Back to their origins

%22Origins%2C%22+Imagine+Dragons%27+fourth+studio+album+was+released+on+Nov.+9.

Photo courtesy of Newsday

“Origins,” Imagine Dragons’ fourth studio album was released on Nov. 9.

For the past decade, Imagine Dragons has held forth as a staple of the American rock industry, producing catchy go-to music for pop and alternative music fans alike. Only a year after their album “Evolve” was released in 2017, Imagine Dragons singer and songwriter Dan Reynolds has released “Origins,” an emotional album that brings fans back to the softer style the band embraced when they first started.

While the songs on “Evolve” could be categorized as rock,  “Origins” takes a more alternative route, playing with a combination of different acoustic instruments and percussion while still staying true to the rock band’s catchy choruses.

While the album includes several lighter songs, some tracks on the album were as intense as their last album, with their two singles “Machine” and “Natural” embracing the louder rock  side of the band that most people are familiar with. Both songs are well produced and incredibly catchy, and the second song on the album, “Boomerang,” is another favorite of mine— its catchy verses and drum based screaming chorus immediately drew me in.

As a long-time fan, my favorite songs on the album are the slower songs with melodic instrumentals and heavy beats—ones that are reminiscent of old favorites from “Night Visions” and “Smoke and Mirrors.” “West Coast,” with Reynolds’ crooning voice and acoustic guitar intro, immediately became an all-time favorite of mine. I also particularly enjoyed the band’s last single “Bad Liar,” which delved into emotional issues Reynolds has faced in the past year, with lyrics about his recent divorce and family among softer instrumentals.

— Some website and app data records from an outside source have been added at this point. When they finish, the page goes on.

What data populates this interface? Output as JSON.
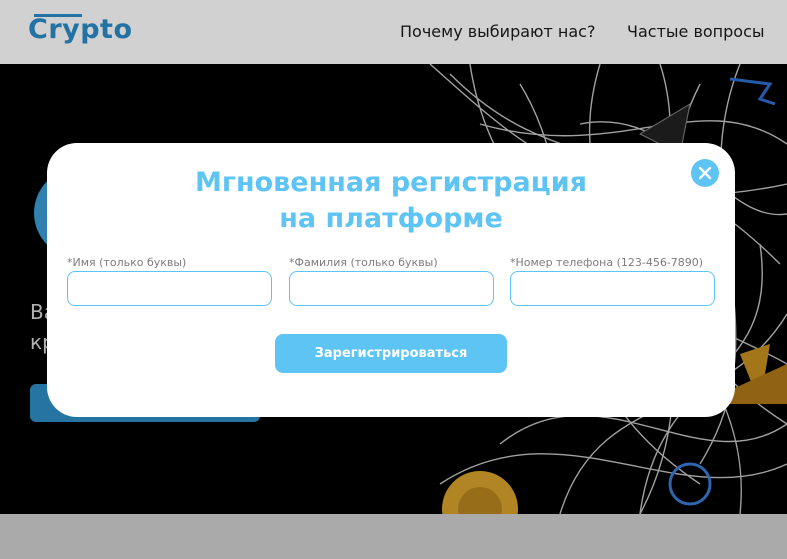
{
  "header": {
    "logo": "Crypto",
    "nav": [
      {
        "label": "Почему выбирают нас?"
      },
      {
        "label": "Частые вопросы"
      }
    ]
  },
  "hero": {
    "text_line1": "Ва",
    "text_line2": "кр"
  },
  "modal": {
    "title_line1": "Мгновенная регистрация",
    "title_line2": "на платформе",
    "fields": [
      {
        "label": "*Имя (только буквы)",
        "value": ""
      },
      {
        "label": "*Фамилия (только буквы)",
        "value": ""
      },
      {
        "label": "*Номер телефона (123-456-7890)",
        "value": ""
      }
    ],
    "submit_label": "Зарегистрироваться"
  },
  "colors": {
    "accent": "#5ec4f4",
    "brand": "#2a8bc9",
    "hero_bg": "#000000"
  }
}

Although I’ve thoroughly enjoyed the different genres that the band has explored over the years, I was completely thrown off by “Digital,” an electronic-based song that consisted of  yelling and clapping under wailing guitar. Luckily, most of the album stayed in the alternative and rock realm, with songs like “Stuck,” “Cool Out” and “Real Life” maintaining a slower style with strong percussion accompaniment.

Despite seeing Reynolds perform live in July, I was newly reinvigorated with this newest album, excited to hear more from the band. With “Origins,” Imagine Dragons continues to impress both long-time fans and more recent fans of their music.